All entries are to be copied exactly, with pictures removed.

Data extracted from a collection
=== Begin Enclosure ===

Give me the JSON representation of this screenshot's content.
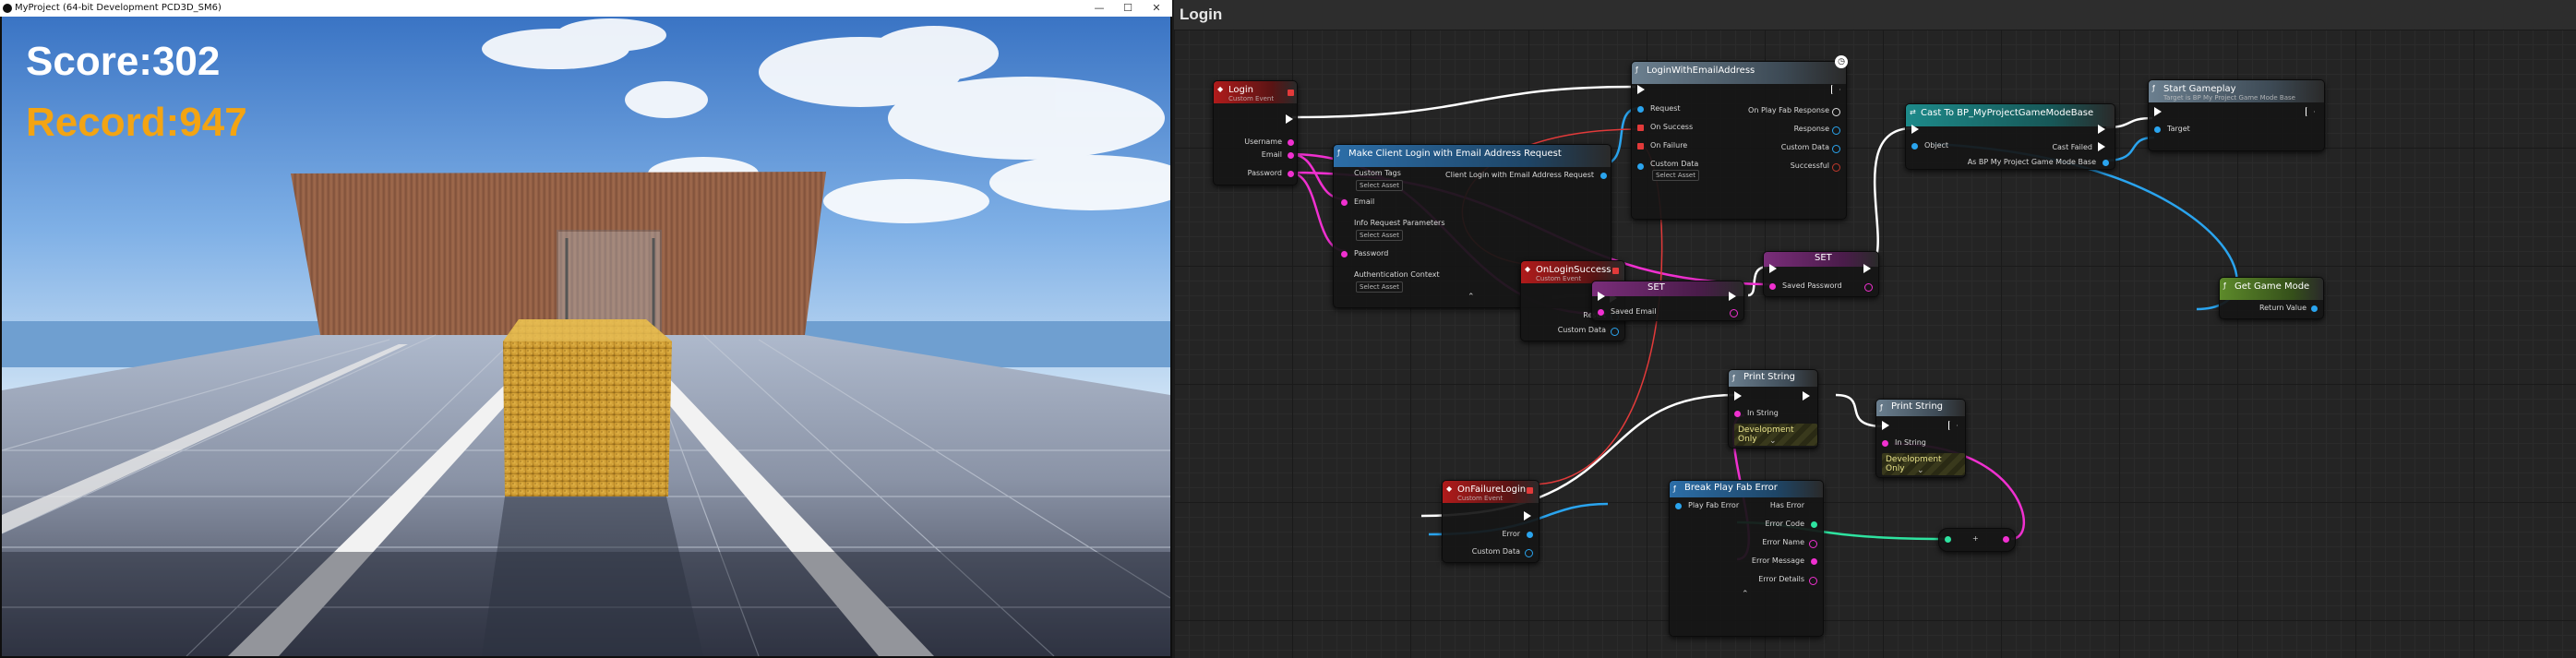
{
  "game_window": {
    "title": "MyProject (64-bit Development PCD3D_SM6)",
    "controls": {
      "minimize": "—",
      "maximize": "☐",
      "close": "✕"
    },
    "hud": {
      "score": "Score:302",
      "record": "Record:947"
    },
    "colors": {
      "score": "#ffffff",
      "record": "#f3a413"
    }
  },
  "blueprint": {
    "tab_title": "Login",
    "nodes": {
      "login_event": {
        "title": "Login",
        "subtitle": "Custom Event",
        "pins": [
          "Username",
          "Email",
          "Password"
        ]
      },
      "make_request": {
        "title": "Make Client Login with Email Address Request",
        "output": "Client Login with Email Address Request",
        "pins": [
          "Custom Tags",
          "Email",
          "Info Request Parameters",
          "Password",
          "Authentication Context"
        ],
        "select_asset": "Select Asset"
      },
      "login_with_email": {
        "title": "LoginWithEmailAddress",
        "inputs": [
          "Request",
          "On Success",
          "On Failure",
          "Custom Data"
        ],
        "outputs": [
          "On Play Fab Response",
          "Response",
          "Custom Data",
          "Successful"
        ],
        "select_asset": "Select Asset"
      },
      "cast_node": {
        "title": "Cast To BP_MyProjectGameModeBase",
        "pins": [
          "Object",
          "Cast Failed",
          "As BP My Project Game Mode Base"
        ]
      },
      "start_gameplay": {
        "title": "Start Gameplay",
        "subtitle": "Target is BP My Project Game Mode Base",
        "pins": [
          "Target"
        ]
      },
      "get_game_mode": {
        "title": "Get Game Mode",
        "pins": [
          "Return Value"
        ]
      },
      "on_login_success": {
        "title": "OnLoginSuccess",
        "subtitle": "Custom Event",
        "pins": [
          "Result",
          "Custom Data"
        ]
      },
      "set_email": {
        "title": "SET",
        "pins": [
          "Saved Email"
        ]
      },
      "set_password": {
        "title": "SET",
        "pins": [
          "Saved Password"
        ]
      },
      "print_string_1": {
        "title": "Print String",
        "pins": [
          "In String"
        ],
        "badge": "Development Only"
      },
      "print_string_2": {
        "title": "Print String",
        "pins": [
          "In String"
        ],
        "badge": "Development Only"
      },
      "on_failure_login": {
        "title": "OnFailureLogin",
        "subtitle": "Custom Event",
        "pins": [
          "Error",
          "Custom Data"
        ]
      },
      "break_error": {
        "title": "Break Play Fab Error",
        "inputs": [
          "Play Fab Error"
        ],
        "outputs": [
          "Has Error",
          "Error Code",
          "Error Name",
          "Error Message",
          "Error Details"
        ]
      },
      "append_node": {
        "title": "+"
      }
    },
    "colors": {
      "event_red": "#b01b1b",
      "function_blue": "#2c6ea8",
      "exec_white": "#ffffff",
      "string_pink": "#f030d0",
      "object_blue": "#2aa4ee",
      "int_teal": "#2ee3a0",
      "error_red": "#e23a3a",
      "grid_bg": "#242424"
    }
  }
}
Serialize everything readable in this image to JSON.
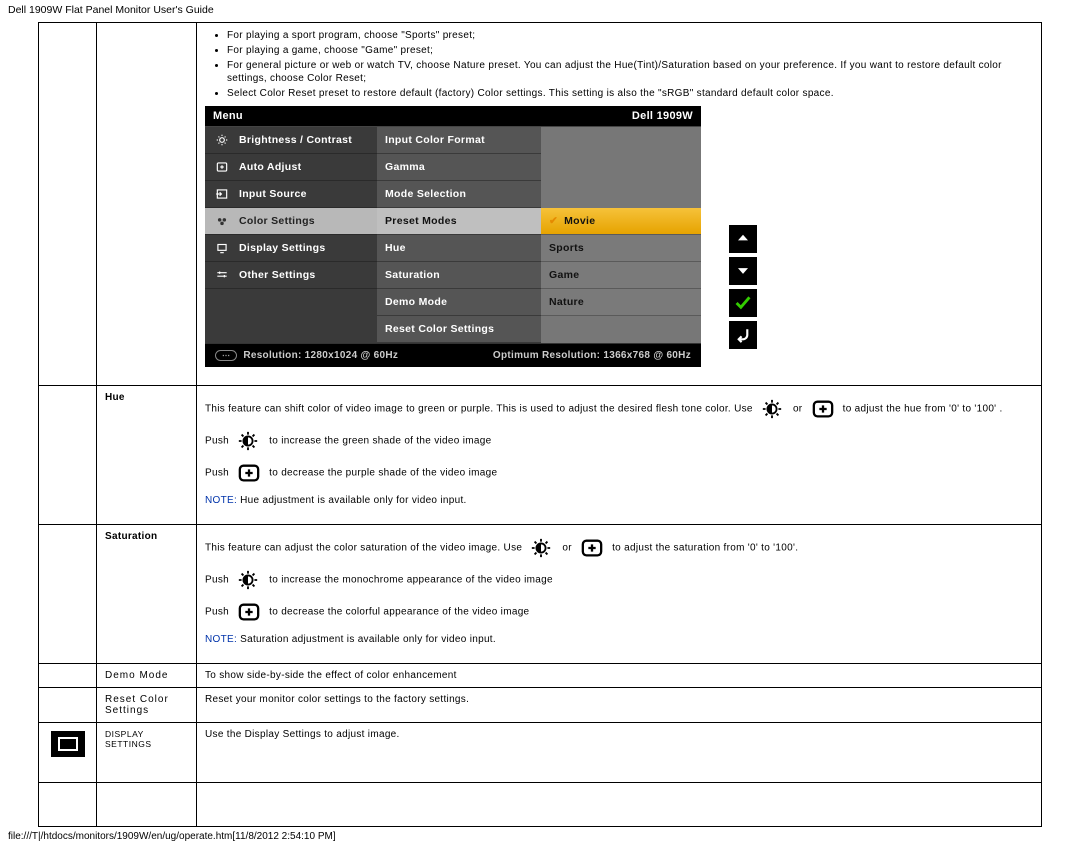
{
  "page_title": "Dell 1909W Flat Panel Monitor User's Guide",
  "footer_path": "file:///T|/htdocs/monitors/1909W/en/ug/operate.htm[11/8/2012 2:54:10 PM]",
  "top_bullets": [
    "For playing a sport program, choose \"Sports\" preset;",
    "For playing a game, choose \"Game\" preset;",
    "For general picture or web or watch TV, choose Nature preset. You can adjust the Hue(Tint)/Saturation based on your preference. If you want to restore default color settings, choose Color Reset;",
    "Select Color Reset preset to restore default (factory) Color settings. This setting is also the \"sRGB\" standard default color space."
  ],
  "osd": {
    "title_left": "Menu",
    "title_right": "Dell 1909W",
    "left_items": [
      "Brightness / Contrast",
      "Auto Adjust",
      "Input Source",
      "Color Settings",
      "Display Settings",
      "Other Settings"
    ],
    "left_selected_index": 3,
    "mid_items": [
      "Input Color Format",
      "Gamma",
      "Mode Selection",
      "Preset Modes",
      "Hue",
      "Saturation",
      "Demo Mode",
      "Reset Color Settings"
    ],
    "mid_selected_index": 3,
    "right_items": [
      "Movie",
      "Sports",
      "Game",
      "Nature"
    ],
    "right_selected_index": 0,
    "footer_left": "Resolution: 1280x1024 @ 60Hz",
    "footer_right": "Optimum Resolution: 1366x768 @ 60Hz"
  },
  "rows": {
    "hue": {
      "label": "Hue",
      "line1a": "This feature can shift color of video image to green or purple. This is used to adjust the desired flesh tone color. Use ",
      "line1b": " or ",
      "line1c": " to adjust the hue from '0' to '100' .",
      "push_a_pre": "Push ",
      "push_a_post": " to increase the green shade of the video image",
      "push_b_pre": "Push ",
      "push_b_post": "to decrease the purple shade of the video image",
      "note_prefix": "NOTE:",
      "note": " Hue adjustment is available only for video input."
    },
    "sat": {
      "label": "Saturation",
      "line1a": "This feature can adjust the color saturation of the video image. Use ",
      "line1b": " or ",
      "line1c": "to adjust the saturation from '0' to '100'.",
      "push_a_pre": "Push ",
      "push_a_post": " to increase the monochrome appearance of the video image",
      "push_b_pre": "Push ",
      "push_b_post": " to decrease the colorful appearance of the video image",
      "note_prefix": "NOTE:",
      "note": " Saturation adjustment is available only for video input."
    },
    "demo": {
      "label": "Demo  Mode",
      "desc": "To show side-by-side the effect of color enhancement"
    },
    "reset": {
      "label": "Reset  Color  Settings",
      "desc": "Reset your monitor color settings to the factory settings."
    },
    "display": {
      "label": "DISPLAY SETTINGS",
      "desc": "Use the Display Settings to adjust image."
    }
  }
}
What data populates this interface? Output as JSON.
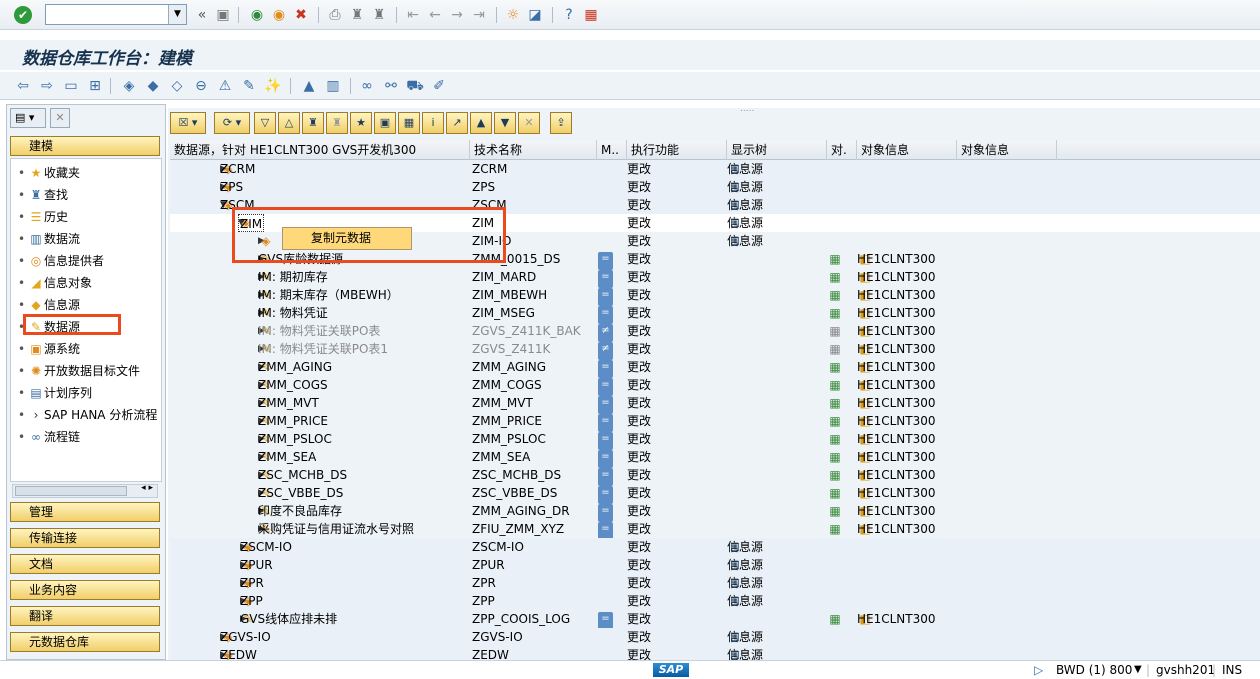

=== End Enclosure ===

● **SOLUTION BELOW**
Give me the JSON representation of this screenshot's content.
{
  "game_window": {
    "title": "MyProject (64-bit Development PCD3D_SM6)",
    "controls": {
      "minimize": "—",
      "maximize": "☐",
      "close": "✕"
    },
    "hud": {
      "score": "Score:302",
      "record": "Record:947"
    },
    "colors": {
      "score": "#ffffff",
      "record": "#f3a413"
    }
  },
  "blueprint": {
    "tab_title": "Login",
    "nodes": {
      "login_event": {
        "title": "Login",
        "subtitle": "Custom Event",
        "pins": [
          "Username",
          "Email",
          "Password"
        ]
      },
      "make_request": {
        "title": "Make Client Login with Email Address Request",
        "output": "Client Login with Email Address Request",
        "pins": [
          "Custom Tags",
          "Email",
          "Info Request Parameters",
          "Password",
          "Authentication Context"
        ],
        "select_asset": "Select Asset"
      },
      "login_with_email": {
        "title": "LoginWithEmailAddress",
        "inputs": [
          "Request",
          "On Success",
          "On Failure",
          "Custom Data"
        ],
        "outputs": [
          "On Play Fab Response",
          "Response",
          "Custom Data",
          "Successful"
        ],
        "select_asset": "Select Asset"
      },
      "cast_node": {
        "title": "Cast To BP_MyProjectGameModeBase",
        "pins": [
          "Object",
          "Cast Failed",
          "As BP My Project Game Mode Base"
        ]
      },
      "start_gameplay": {
        "title": "Start Gameplay",
        "subtitle": "Target is BP My Project Game Mode Base",
        "pins": [
          "Target"
        ]
      },
      "get_game_mode": {
        "title": "Get Game Mode",
        "pins": [
          "Return Value"
        ]
      },
      "on_login_success": {
        "title": "OnLoginSuccess",
        "subtitle": "Custom Event",
        "pins": [
          "Result",
          "Custom Data"
        ]
      },
      "set_email": {
        "title": "SET",
        "pins": [
          "Saved Email"
        ]
      },
      "set_password": {
        "title": "SET",
        "pins": [
          "Saved Password"
        ]
      },
      "print_string_1": {
        "title": "Print String",
        "pins": [
          "In String"
        ],
        "badge": "Development Only"
      },
      "print_string_2": {
        "title": "Print String",
        "pins": [
          "In String"
        ],
        "badge": "Development Only"
      },
      "on_failure_login": {
        "title": "OnFailureLogin",
        "subtitle": "Custom Event",
        "pins": [
          "Error",
          "Custom Data"
        ]
      },
      "break_error": {
        "title": "Break Play Fab Error",
        "inputs": [
          "Play Fab Error"
        ],
        "outputs": [
          "Has Error",
          "Error Code",
          "Error Name",
          "Error Message",
          "Error Details"
        ]
      },
      "append_node": {
        "title": "+"
      }
    },
    "colors": {
      "event_red": "#b01b1b",
      "function_blue": "#2c6ea8",
      "exec_white": "#ffffff",
      "string_pink": "#f030d0",
      "object_blue": "#2aa4ee",
      "int_teal": "#2ee3a0",
      "error_red": "#e23a3a",
      "grid_bg": "#242424"
    }
  }
}
Serialize everything readable in this image to JSON.
{
  "page_title": "Dell 1909W Flat Panel Monitor User's Guide",
  "footer_path": "file:///T|/htdocs/monitors/1909W/en/ug/operate.htm[11/8/2012 2:54:10 PM]",
  "top_bullets": [
    "For playing a sport program, choose \"Sports\" preset;",
    "For playing a game, choose \"Game\" preset;",
    "For general picture or web or watch TV, choose Nature preset. You can adjust the Hue(Tint)/Saturation based on your preference. If you want to restore default color settings, choose Color Reset;",
    "Select Color Reset preset to restore default (factory) Color settings. This setting is also the \"sRGB\" standard default color space."
  ],
  "osd": {
    "title_left": "Menu",
    "title_right": "Dell 1909W",
    "left_items": [
      "Brightness / Contrast",
      "Auto Adjust",
      "Input Source",
      "Color Settings",
      "Display Settings",
      "Other Settings"
    ],
    "left_selected_index": 3,
    "mid_items": [
      "Input Color Format",
      "Gamma",
      "Mode Selection",
      "Preset Modes",
      "Hue",
      "Saturation",
      "Demo Mode",
      "Reset Color Settings"
    ],
    "mid_selected_index": 3,
    "right_items": [
      "Movie",
      "Sports",
      "Game",
      "Nature"
    ],
    "right_selected_index": 0,
    "footer_left": "Resolution: 1280x1024 @ 60Hz",
    "footer_right": "Optimum Resolution: 1366x768 @ 60Hz"
  },
  "rows": {
    "hue": {
      "label": "Hue",
      "line1a": "This feature can shift color of video image to green or purple. This is used to adjust the desired flesh tone color. Use ",
      "line1b": " or ",
      "line1c": " to adjust the hue from '0' to '100' .",
      "push_a_pre": "Push ",
      "push_a_post": " to increase the green shade of the video image",
      "push_b_pre": "Push ",
      "push_b_post": "to decrease the purple shade of the video image",
      "note_prefix": "NOTE:",
      "note": " Hue adjustment is available only for video input."
    },
    "sat": {
      "label": "Saturation",
      "line1a": "This feature can adjust the color saturation of the video image. Use ",
      "line1b": " or ",
      "line1c": "to adjust the saturation from '0' to '100'.",
      "push_a_pre": "Push ",
      "push_a_post": " to increase the monochrome appearance of the video image",
      "push_b_pre": "Push ",
      "push_b_post": " to decrease the colorful appearance of the video image",
      "note_prefix": "NOTE:",
      "note": " Saturation adjustment is available only for video input."
    },
    "demo": {
      "label": "Demo  Mode",
      "desc": "To show side-by-side the effect of color enhancement"
    },
    "reset": {
      "label": "Reset  Color  Settings",
      "desc": "Reset your monitor color settings to the factory settings."
    },
    "display": {
      "label": "DISPLAY SETTINGS",
      "desc": "Use the Display Settings to adjust image."
    }
  }
}
What data populates this interface? Output as JSON.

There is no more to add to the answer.